“They said it was broke, and they hid it in the closet. One day I was probably doing something I wasn’t supposed to be doing! I walked into the weightroom, opened a door, and looked.” There it was, the ball-tossing contraption. “I found a plug, plugged it up, and he lied to me!”
Call it more a fib from staff who didn’t want to be bothered, as Gray did confront Coach Glen Davis with the fresh facts. Long story shortened, soon it was Gray’s regular partner in becoming a real receiver.
“That’s when it developed, my freshman year. Every time around 9:00 or 10:00 when most everybody was in their room I’d go have Farrod (Green, now his teammate but then playing at local Wesson A.C) shoot it. Or have some of my old teammates shoot it to me.”

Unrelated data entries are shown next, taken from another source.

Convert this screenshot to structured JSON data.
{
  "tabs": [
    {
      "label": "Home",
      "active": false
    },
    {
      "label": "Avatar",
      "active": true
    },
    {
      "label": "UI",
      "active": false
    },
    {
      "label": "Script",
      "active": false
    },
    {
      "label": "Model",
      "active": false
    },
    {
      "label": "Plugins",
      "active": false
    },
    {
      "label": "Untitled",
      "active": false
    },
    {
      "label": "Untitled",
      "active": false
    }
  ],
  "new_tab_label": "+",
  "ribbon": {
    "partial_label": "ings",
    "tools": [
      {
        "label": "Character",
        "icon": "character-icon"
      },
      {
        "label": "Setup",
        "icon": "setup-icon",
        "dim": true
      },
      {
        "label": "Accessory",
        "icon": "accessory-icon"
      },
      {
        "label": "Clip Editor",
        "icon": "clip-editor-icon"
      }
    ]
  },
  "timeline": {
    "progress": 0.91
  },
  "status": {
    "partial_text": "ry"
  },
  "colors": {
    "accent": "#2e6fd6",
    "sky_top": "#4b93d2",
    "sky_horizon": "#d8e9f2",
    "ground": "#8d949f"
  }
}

Machine-aided or not, Gray blossomed in Wesson. He went from a promising Memphis prep prospect to a juco All-American in 2014. He’d sat out 2013 with an ankle injury, an unplanned blessing as things have played out. He was able to re-sign with Dan Mullen’s program with three college seasons still in store yet an extra winter’s physical growth to go with all that offensive experience in a good JC system.
Don’t down-play the physical part, either. Gray is a sculpted 200-plus pounder now and can play bigger than the listed 5-10 stature. But then he’s always compared himself to a father of impressive physique himself, taking that measure-up attitude onto the football field.
“I’ve been a little guy since probably middle school.” Yet playing bigger, and harder, lets Gray thrive as a split end where typical targets are well over six feet tall. Cornerbacks who think they can muscle Gray around, realize their error quickly.
“Being outside receiver, I think just aggressiveness,” Gray said. “Take the ball and have a chip on my shoulder at all times.”
No chip should be necessary this spring. Gray tops the depth chart and stat sheet as ranking Bulldog receiver. In fact he’s easily on track for a top-ten yardage career in just three years. There’s no missing the connection he and Nick Fitzgerald have created too, going back to 2015 together in practices.
So when the Bulldogs assemble first week of March for the first round of practices, Gray has to transition from second man in the receiving order to top Dog.
But he’s up to the challenge. Remember, this is a guy who belied the image of juco players by first getting eligible for senior college in a year-and-half; then earned his Mississippi State diploma way ahead of schedule.
Receiving that bachelors of science degree from Dr. Mark Keenum last December… “Man, it felt good. It felt good! Not only do you want to come here and be the best, but get a degree? I think that holds more weight than an actual career in football.”
Besides, winning that diploma didn’t require any JUGS gun or operator. Not that the machine will be feeling lonely this spring when a Dog’s thoughts turn to the task he loves.
Spring practice opens March 2, with the full schedule—to be interrupted by spring break week—pending.